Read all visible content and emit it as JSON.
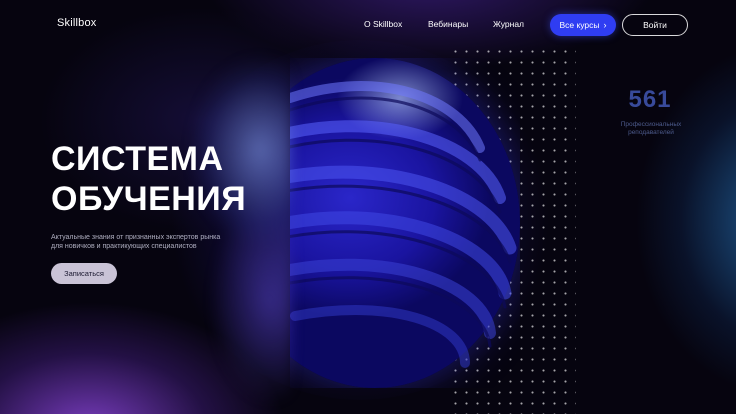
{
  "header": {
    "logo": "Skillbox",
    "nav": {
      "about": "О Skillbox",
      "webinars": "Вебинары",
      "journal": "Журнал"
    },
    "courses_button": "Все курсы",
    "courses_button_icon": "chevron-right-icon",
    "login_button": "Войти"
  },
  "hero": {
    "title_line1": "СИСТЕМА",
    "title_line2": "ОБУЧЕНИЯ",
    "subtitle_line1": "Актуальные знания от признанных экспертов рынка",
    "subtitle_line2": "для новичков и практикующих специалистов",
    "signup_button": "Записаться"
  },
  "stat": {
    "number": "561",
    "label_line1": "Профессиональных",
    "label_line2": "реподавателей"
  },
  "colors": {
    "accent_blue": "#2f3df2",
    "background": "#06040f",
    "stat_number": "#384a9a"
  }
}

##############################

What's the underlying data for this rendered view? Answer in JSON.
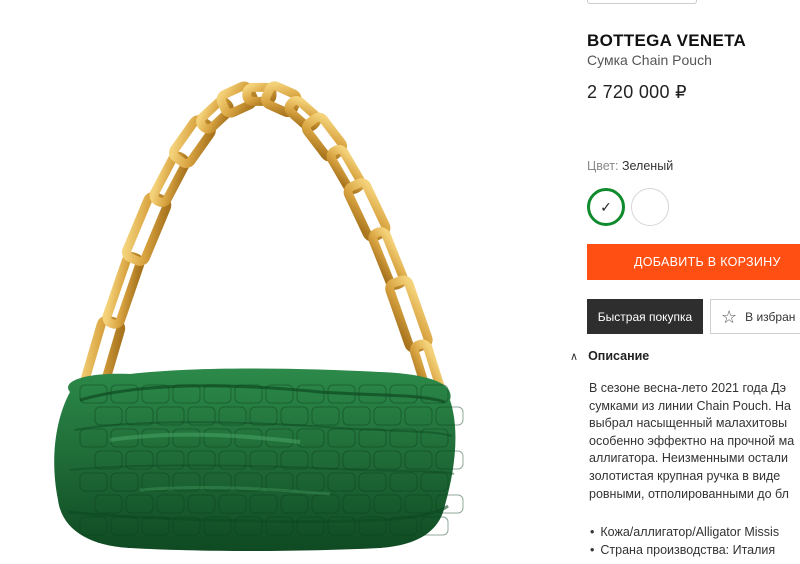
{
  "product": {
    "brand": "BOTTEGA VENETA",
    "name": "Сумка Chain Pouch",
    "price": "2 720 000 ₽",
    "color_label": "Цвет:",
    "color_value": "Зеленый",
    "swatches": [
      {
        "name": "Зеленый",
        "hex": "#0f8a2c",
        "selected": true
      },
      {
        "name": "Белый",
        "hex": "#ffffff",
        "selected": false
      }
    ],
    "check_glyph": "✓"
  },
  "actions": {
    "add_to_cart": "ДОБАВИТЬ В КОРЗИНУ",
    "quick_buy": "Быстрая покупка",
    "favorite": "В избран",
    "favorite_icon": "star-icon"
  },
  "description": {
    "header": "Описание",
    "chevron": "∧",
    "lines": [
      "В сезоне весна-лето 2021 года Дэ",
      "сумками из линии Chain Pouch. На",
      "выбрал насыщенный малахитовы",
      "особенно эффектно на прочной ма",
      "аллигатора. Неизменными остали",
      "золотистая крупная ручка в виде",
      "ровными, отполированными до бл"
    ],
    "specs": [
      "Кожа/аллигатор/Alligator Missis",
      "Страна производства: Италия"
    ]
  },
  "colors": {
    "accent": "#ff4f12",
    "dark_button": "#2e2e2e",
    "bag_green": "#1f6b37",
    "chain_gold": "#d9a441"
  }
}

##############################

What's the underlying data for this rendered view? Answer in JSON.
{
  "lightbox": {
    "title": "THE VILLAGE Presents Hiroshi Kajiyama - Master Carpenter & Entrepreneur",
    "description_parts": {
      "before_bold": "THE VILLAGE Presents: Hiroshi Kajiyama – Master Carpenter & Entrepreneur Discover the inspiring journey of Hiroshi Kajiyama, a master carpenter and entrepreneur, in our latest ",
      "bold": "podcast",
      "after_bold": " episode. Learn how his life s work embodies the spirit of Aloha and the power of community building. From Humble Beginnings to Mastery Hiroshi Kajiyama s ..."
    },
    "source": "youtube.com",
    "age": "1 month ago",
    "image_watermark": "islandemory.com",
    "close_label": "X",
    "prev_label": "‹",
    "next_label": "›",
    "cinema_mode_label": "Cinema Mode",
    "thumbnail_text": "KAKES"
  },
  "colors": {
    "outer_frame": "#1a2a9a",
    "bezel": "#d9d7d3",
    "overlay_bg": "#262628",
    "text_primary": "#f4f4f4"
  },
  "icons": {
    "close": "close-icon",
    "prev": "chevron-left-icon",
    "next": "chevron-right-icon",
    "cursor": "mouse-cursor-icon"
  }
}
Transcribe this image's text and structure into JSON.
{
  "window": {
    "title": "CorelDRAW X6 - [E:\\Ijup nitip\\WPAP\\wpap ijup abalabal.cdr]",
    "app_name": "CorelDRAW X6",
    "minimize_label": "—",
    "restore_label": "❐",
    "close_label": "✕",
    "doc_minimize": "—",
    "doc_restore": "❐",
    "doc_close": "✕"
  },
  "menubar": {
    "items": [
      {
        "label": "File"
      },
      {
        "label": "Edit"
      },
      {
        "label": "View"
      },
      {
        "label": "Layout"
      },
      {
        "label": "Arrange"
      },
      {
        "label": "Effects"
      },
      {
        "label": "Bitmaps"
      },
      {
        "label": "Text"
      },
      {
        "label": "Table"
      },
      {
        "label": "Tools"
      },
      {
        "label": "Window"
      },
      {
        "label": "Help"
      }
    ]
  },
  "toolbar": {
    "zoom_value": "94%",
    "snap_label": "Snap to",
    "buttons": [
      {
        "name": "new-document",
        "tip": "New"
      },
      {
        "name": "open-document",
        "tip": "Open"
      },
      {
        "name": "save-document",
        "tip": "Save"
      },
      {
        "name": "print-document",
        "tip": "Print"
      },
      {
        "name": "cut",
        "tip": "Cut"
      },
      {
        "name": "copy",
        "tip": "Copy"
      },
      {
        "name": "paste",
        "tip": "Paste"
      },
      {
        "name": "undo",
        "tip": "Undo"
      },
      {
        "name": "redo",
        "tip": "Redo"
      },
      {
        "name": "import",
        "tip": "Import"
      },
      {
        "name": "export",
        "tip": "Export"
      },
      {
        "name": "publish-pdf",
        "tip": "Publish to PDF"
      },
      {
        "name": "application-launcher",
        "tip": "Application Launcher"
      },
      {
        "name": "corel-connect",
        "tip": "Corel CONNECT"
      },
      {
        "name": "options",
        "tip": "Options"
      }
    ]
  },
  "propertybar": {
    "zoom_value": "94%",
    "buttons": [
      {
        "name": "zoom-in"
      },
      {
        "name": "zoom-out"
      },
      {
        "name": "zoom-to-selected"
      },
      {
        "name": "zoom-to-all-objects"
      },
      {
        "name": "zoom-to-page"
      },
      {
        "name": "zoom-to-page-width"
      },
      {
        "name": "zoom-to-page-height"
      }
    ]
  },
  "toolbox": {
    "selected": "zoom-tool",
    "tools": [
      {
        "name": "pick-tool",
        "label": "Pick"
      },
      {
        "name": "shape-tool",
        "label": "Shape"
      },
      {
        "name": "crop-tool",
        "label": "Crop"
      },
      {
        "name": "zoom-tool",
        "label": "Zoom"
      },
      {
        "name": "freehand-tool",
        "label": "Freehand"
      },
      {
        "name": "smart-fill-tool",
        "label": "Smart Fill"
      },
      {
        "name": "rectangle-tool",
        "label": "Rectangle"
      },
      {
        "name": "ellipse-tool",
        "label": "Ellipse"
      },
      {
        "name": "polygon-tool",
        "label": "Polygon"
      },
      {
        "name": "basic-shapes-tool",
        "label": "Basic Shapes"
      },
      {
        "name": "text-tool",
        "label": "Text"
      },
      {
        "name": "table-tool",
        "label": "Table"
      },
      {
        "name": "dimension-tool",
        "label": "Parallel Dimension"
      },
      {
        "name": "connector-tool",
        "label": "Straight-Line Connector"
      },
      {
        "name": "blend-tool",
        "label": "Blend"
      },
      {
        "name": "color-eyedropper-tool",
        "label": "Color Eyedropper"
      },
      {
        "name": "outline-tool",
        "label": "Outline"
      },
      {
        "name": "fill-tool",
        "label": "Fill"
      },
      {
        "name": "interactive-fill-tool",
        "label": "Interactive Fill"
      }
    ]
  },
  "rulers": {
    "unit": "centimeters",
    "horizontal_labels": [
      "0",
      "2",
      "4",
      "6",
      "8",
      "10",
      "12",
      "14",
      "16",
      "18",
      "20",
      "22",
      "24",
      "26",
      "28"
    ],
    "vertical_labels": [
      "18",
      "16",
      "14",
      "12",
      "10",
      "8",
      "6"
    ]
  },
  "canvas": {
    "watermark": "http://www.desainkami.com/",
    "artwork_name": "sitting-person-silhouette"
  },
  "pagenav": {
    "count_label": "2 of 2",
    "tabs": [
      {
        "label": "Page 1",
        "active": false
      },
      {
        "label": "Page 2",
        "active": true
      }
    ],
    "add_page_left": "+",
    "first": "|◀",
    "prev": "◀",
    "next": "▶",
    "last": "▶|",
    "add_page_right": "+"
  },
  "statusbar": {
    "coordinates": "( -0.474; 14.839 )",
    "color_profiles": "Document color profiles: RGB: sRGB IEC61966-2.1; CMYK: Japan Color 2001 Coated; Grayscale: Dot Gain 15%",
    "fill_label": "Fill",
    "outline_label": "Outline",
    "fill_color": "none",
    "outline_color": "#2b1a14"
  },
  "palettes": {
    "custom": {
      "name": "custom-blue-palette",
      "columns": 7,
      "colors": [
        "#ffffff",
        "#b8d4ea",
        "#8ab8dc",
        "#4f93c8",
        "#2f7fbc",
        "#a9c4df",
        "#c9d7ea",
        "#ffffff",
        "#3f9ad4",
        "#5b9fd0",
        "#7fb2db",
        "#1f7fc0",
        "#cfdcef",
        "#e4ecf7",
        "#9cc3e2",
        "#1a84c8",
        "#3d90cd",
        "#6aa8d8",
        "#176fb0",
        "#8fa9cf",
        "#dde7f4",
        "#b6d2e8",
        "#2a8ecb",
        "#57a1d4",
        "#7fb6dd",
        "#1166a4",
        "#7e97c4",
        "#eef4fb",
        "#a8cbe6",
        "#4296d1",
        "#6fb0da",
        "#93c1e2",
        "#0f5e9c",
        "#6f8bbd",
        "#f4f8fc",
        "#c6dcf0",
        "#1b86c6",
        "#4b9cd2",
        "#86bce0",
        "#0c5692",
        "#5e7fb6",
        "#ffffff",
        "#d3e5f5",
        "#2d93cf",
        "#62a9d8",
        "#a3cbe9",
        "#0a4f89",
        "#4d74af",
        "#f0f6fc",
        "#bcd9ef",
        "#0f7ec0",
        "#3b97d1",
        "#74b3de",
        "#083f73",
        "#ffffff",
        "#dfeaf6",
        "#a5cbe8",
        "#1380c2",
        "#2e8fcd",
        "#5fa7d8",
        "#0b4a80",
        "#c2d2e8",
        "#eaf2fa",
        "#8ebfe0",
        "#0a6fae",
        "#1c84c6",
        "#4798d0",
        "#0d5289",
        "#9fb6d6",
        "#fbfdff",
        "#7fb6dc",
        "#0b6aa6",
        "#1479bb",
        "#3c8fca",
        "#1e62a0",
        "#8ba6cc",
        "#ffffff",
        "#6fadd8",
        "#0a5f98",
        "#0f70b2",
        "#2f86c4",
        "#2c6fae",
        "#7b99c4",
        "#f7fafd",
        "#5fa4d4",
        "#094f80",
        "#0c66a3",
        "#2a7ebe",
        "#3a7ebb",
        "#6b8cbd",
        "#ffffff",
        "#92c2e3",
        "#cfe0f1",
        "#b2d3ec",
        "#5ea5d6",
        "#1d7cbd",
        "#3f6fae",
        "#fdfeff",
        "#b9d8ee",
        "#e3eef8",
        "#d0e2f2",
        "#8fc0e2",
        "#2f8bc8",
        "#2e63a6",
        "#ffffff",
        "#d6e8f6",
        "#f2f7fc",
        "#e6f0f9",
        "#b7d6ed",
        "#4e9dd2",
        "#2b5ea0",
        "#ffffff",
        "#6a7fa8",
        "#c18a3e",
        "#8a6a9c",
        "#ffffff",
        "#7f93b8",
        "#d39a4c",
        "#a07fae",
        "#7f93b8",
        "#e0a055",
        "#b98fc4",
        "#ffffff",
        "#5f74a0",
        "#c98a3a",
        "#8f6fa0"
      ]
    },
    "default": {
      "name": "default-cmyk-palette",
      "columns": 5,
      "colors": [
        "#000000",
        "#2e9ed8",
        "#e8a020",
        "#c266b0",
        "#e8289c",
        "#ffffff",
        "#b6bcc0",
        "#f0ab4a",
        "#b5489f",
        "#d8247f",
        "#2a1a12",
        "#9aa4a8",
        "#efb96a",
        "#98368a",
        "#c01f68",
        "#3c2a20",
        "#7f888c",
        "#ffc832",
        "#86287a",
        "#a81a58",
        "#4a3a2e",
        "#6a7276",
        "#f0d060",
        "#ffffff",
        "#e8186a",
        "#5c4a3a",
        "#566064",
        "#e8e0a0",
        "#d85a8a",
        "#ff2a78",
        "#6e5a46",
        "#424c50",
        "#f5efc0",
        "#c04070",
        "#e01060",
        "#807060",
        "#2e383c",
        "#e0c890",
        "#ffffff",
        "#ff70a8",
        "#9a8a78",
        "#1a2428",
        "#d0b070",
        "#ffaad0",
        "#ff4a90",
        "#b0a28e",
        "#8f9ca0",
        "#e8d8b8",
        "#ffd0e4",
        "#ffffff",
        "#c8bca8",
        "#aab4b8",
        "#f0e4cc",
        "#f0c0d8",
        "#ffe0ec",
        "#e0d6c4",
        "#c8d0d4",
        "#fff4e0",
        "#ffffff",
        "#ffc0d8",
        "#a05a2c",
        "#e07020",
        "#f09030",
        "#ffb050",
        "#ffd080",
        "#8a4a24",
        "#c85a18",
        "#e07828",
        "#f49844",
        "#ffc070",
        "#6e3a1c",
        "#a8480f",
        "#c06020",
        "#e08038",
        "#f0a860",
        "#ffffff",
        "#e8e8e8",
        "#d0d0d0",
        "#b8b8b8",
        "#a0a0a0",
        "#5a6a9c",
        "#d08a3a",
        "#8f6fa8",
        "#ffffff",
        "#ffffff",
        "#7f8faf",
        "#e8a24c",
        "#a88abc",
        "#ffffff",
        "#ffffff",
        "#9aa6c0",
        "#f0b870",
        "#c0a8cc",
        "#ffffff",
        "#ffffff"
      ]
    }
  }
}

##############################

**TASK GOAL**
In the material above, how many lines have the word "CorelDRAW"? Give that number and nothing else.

**ANSWER SECTION**
2